  • Symptoms caused by cryoglobulins are associated with Raynaud’s phenomenon and includes skin discoloration and tingling of the extremities; most commonly, this involves the fingers and toes
  • The condition of large amounts of precipitated cryoglobulins is called cryoglobulinemia. There are 3 types of cryoglobulinemia:
    • Type I cryoglobulinemia - caused by deformed monoclonal antibodies; associated with cancer
    • Type II cryoglobulinemia - caused by both deformed monoclonal and polyclonal antibodies; associated with viral infections
    • Type III cryoglobulinemia - caused by deformed polyclonal antibodies; associated with autoimmune diseases
  • The Cryoglobulin Blood Test is a test to detect cryoglobulins in blood. It is used to aid in the diagnosis of cryoglobulinemia and certain cancers

What are the Clinical Indications for performing the Cryoglobulin Blood Test?

Following are the clinical indications for performing a Cryoglobulin Blood Test:

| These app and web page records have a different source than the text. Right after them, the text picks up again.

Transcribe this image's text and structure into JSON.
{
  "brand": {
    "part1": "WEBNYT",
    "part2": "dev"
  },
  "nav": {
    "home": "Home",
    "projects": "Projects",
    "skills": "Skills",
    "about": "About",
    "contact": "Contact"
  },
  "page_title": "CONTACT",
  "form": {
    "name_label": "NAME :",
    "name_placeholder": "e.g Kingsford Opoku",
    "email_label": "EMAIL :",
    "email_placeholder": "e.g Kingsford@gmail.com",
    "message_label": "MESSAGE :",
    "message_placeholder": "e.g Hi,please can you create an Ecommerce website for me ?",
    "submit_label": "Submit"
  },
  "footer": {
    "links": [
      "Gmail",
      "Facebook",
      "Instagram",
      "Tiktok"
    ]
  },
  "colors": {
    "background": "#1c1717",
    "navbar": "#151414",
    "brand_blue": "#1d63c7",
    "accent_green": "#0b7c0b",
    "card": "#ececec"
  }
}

  • Problem with the extremities (hands and feet) that include:
    • Sensitivity to cold
    • Rash
    • Joint pain
    • Paleness
    • Weakness
    • Swelling
    • Tingling sensation 

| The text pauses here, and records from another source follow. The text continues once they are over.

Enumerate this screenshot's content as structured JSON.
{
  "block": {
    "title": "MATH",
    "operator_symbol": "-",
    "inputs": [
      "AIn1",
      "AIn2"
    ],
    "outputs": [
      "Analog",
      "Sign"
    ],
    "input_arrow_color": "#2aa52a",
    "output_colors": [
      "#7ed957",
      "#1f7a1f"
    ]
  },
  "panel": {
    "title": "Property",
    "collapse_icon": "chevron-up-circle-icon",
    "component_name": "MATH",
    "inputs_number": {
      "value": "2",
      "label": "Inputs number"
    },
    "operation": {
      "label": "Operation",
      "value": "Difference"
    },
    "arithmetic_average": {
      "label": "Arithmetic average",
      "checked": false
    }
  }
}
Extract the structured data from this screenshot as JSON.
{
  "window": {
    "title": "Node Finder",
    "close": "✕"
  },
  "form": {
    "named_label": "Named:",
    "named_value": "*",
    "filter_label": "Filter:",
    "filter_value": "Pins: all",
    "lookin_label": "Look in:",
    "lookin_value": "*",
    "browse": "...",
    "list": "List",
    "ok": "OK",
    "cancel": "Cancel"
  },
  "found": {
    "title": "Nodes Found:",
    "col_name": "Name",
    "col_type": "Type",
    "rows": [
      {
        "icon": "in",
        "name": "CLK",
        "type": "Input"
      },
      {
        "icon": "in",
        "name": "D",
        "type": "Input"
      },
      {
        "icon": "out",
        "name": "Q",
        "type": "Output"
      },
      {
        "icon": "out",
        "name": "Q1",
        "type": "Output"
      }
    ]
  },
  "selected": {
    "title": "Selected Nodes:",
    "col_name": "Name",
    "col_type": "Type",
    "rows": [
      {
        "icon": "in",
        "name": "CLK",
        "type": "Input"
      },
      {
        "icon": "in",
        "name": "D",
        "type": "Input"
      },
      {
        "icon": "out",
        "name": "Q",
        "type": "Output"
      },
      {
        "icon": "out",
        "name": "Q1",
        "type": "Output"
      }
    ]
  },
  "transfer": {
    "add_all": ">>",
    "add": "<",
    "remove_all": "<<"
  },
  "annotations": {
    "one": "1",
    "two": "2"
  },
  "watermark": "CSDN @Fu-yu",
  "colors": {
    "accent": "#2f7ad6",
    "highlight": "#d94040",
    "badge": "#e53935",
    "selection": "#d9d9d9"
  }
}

How is the Specimen Collected for Cryoglobulin Blood Test?

Following is the specimen collection process for Cryoglobulin Blood Test:

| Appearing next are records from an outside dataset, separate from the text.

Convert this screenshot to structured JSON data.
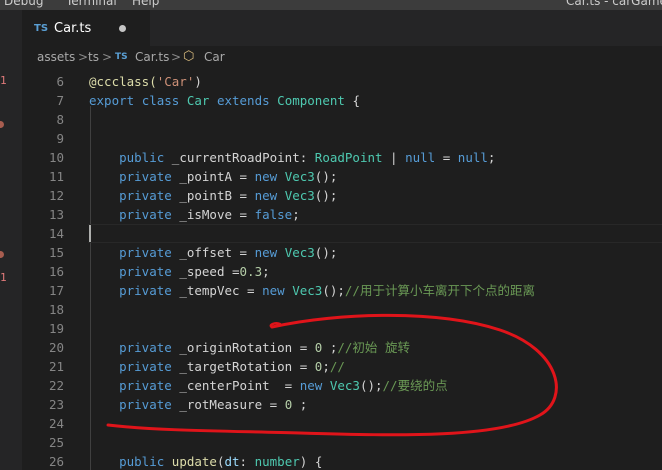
{
  "menubar": {
    "items": [
      "Debug",
      "Terminal",
      "Help"
    ],
    "window_title": "Car.ts - carGame_"
  },
  "strip": {
    "marks": [
      "1",
      "1"
    ]
  },
  "tab": {
    "lang": "TS",
    "filename": "Car.ts"
  },
  "breadcrumb": {
    "items": [
      "assets",
      "ts",
      "Car.ts",
      "Car"
    ],
    "file_lang": "TS",
    "separator": ">"
  },
  "editor": {
    "lines": [
      {
        "num": "6",
        "tokens": [
          {
            "t": "@ccclass(",
            "c": "dec"
          },
          {
            "t": "'Car'",
            "c": "str"
          },
          {
            "t": ")",
            "c": "pl"
          }
        ]
      },
      {
        "num": "7",
        "tokens": [
          {
            "t": "export ",
            "c": "kw"
          },
          {
            "t": "class ",
            "c": "kw"
          },
          {
            "t": "Car ",
            "c": "cls"
          },
          {
            "t": "extends ",
            "c": "kw"
          },
          {
            "t": "Component ",
            "c": "cls"
          },
          {
            "t": "{",
            "c": "pl"
          }
        ]
      },
      {
        "num": "8",
        "tokens": []
      },
      {
        "num": "9",
        "tokens": []
      },
      {
        "num": "10",
        "tokens": [
          {
            "t": "    public ",
            "c": "kw"
          },
          {
            "t": "_currentRoadPoint",
            "c": "pl"
          },
          {
            "t": ": ",
            "c": "pl"
          },
          {
            "t": "RoadPoint",
            "c": "cls"
          },
          {
            "t": " | ",
            "c": "pl"
          },
          {
            "t": "null",
            "c": "kw"
          },
          {
            "t": " = ",
            "c": "pl"
          },
          {
            "t": "null",
            "c": "kw"
          },
          {
            "t": ";",
            "c": "pl"
          }
        ]
      },
      {
        "num": "11",
        "tokens": [
          {
            "t": "    private ",
            "c": "kw"
          },
          {
            "t": "_pointA",
            "c": "pl"
          },
          {
            "t": " = ",
            "c": "pl"
          },
          {
            "t": "new ",
            "c": "kw"
          },
          {
            "t": "Vec3",
            "c": "cls"
          },
          {
            "t": "();",
            "c": "pl"
          }
        ]
      },
      {
        "num": "12",
        "tokens": [
          {
            "t": "    private ",
            "c": "kw"
          },
          {
            "t": "_pointB",
            "c": "pl"
          },
          {
            "t": " = ",
            "c": "pl"
          },
          {
            "t": "new ",
            "c": "kw"
          },
          {
            "t": "Vec3",
            "c": "cls"
          },
          {
            "t": "();",
            "c": "pl"
          }
        ]
      },
      {
        "num": "13",
        "tokens": [
          {
            "t": "    private ",
            "c": "kw"
          },
          {
            "t": "_isMove",
            "c": "pl"
          },
          {
            "t": " = ",
            "c": "pl"
          },
          {
            "t": "false",
            "c": "kw"
          },
          {
            "t": ";",
            "c": "pl"
          }
        ]
      },
      {
        "num": "14",
        "tokens": []
      },
      {
        "num": "15",
        "tokens": [
          {
            "t": "    private ",
            "c": "kw"
          },
          {
            "t": "_offset",
            "c": "pl"
          },
          {
            "t": " = ",
            "c": "pl"
          },
          {
            "t": "new ",
            "c": "kw"
          },
          {
            "t": "Vec3",
            "c": "cls"
          },
          {
            "t": "();",
            "c": "pl"
          }
        ]
      },
      {
        "num": "16",
        "tokens": [
          {
            "t": "    private ",
            "c": "kw"
          },
          {
            "t": "_speed",
            "c": "pl"
          },
          {
            "t": " =",
            "c": "pl"
          },
          {
            "t": "0.3",
            "c": "num"
          },
          {
            "t": ";",
            "c": "pl"
          }
        ]
      },
      {
        "num": "17",
        "tokens": [
          {
            "t": "    private ",
            "c": "kw"
          },
          {
            "t": "_tempVec",
            "c": "pl"
          },
          {
            "t": " = ",
            "c": "pl"
          },
          {
            "t": "new ",
            "c": "kw"
          },
          {
            "t": "Vec3",
            "c": "cls"
          },
          {
            "t": "();",
            "c": "pl"
          },
          {
            "t": "//用于计算小车离开下个点的距离",
            "c": "cm"
          }
        ]
      },
      {
        "num": "18",
        "tokens": []
      },
      {
        "num": "19",
        "tokens": []
      },
      {
        "num": "20",
        "tokens": [
          {
            "t": "    private ",
            "c": "kw"
          },
          {
            "t": "_originRotation",
            "c": "pl"
          },
          {
            "t": " = ",
            "c": "pl"
          },
          {
            "t": "0",
            "c": "num"
          },
          {
            "t": " ;",
            "c": "pl"
          },
          {
            "t": "//初始 旋转",
            "c": "cm"
          }
        ]
      },
      {
        "num": "21",
        "tokens": [
          {
            "t": "    private ",
            "c": "kw"
          },
          {
            "t": "_targetRotation",
            "c": "pl"
          },
          {
            "t": " = ",
            "c": "pl"
          },
          {
            "t": "0",
            "c": "num"
          },
          {
            "t": ";",
            "c": "pl"
          },
          {
            "t": "//",
            "c": "cm"
          }
        ]
      },
      {
        "num": "22",
        "tokens": [
          {
            "t": "    private ",
            "c": "kw"
          },
          {
            "t": "_centerPoint",
            "c": "pl"
          },
          {
            "t": "  = ",
            "c": "pl"
          },
          {
            "t": "new ",
            "c": "kw"
          },
          {
            "t": "Vec3",
            "c": "cls"
          },
          {
            "t": "();",
            "c": "pl"
          },
          {
            "t": "//要绕的点",
            "c": "cm"
          }
        ]
      },
      {
        "num": "23",
        "tokens": [
          {
            "t": "    private ",
            "c": "kw"
          },
          {
            "t": "_rotMeasure",
            "c": "pl"
          },
          {
            "t": " = ",
            "c": "pl"
          },
          {
            "t": "0",
            "c": "num"
          },
          {
            "t": " ;",
            "c": "pl"
          }
        ]
      },
      {
        "num": "24",
        "tokens": []
      },
      {
        "num": "25",
        "tokens": []
      },
      {
        "num": "26",
        "tokens": [
          {
            "t": "    public ",
            "c": "kw"
          },
          {
            "t": "update",
            "c": "fn"
          },
          {
            "t": "(",
            "c": "pl"
          },
          {
            "t": "dt",
            "c": "var"
          },
          {
            "t": ": ",
            "c": "pl"
          },
          {
            "t": "number",
            "c": "cls"
          },
          {
            "t": ") {",
            "c": "pl"
          }
        ]
      }
    ]
  },
  "colors": {
    "background": "#1e1e1e",
    "keyword": "#569cd6",
    "type": "#4ec9b0",
    "string": "#ce9178",
    "number": "#b5cea8",
    "comment": "#6a9955",
    "annotation": "#e0141a"
  }
}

Sample required: Blood

Process: Insertion of a needle into an arm vein.

Preparation required: No special preparation is needed prior to the test. 

What is the Significance of the Cryoglobulin Blood Test Result?

The significance of Cryoglobulin Blood Test is explained: 

Increased cryoglobulin levels may indicate:

  • Cryoglobulinemia (type I, II, or III)
  • Chronic lymphocytic leukemia
  • Lymphoma
  • Multiple myeloma
  • Autoimmune hepatitis
  • Rheumatoid arthritis
  • Sjogren’s syndrome
  • Waldenstrom’s macroglobulinemia
  • Acute post-streptococcal glomerulonephritis
  • Chronic infection, especially hepatitis C
  • Liver disorder or cirrhosis
  • Endocarditis
  • Infectious mononucleosis
  • Polymyalgia rheumatica
  • Sarcoidosis
  • Systemic lupus erythematosus 

The laboratory test results are NOT to be interpreted as results of a "stand-alone" test. The test results have to be interpreted after correlating with suitable clinical findings and additional supplemental tests/information. Your healthcare providers will explain the meaning of your tests results, based on the overall clinical scenario. 

Additional and Relevant Useful Information:

  • Certain factors may interfere with the results of the Cryoglobulin Blood Test. These include eating a fatty meal prior to performing the test; this may increase the viscosity of blood and interfere with the analysis
  • Cryoglobulins are undetectable by conventional protein electrophoresis 

Certain medications that you may be currently taking may influence the outcome of the test. Hence, it is important to inform your healthcare provider, the complete list of medications (including any herbal supplements) you are currently taking. This will help the healthcare provider interpret your test results more accurately and avoid unnecessary chances of a misdiagnosis.

References and Information Sources used for the Article:


Reviewed and Approved by a member of the DoveMed Editorial Board
First uploaded: Aug. 11, 2014
Last updated: April 27, 2018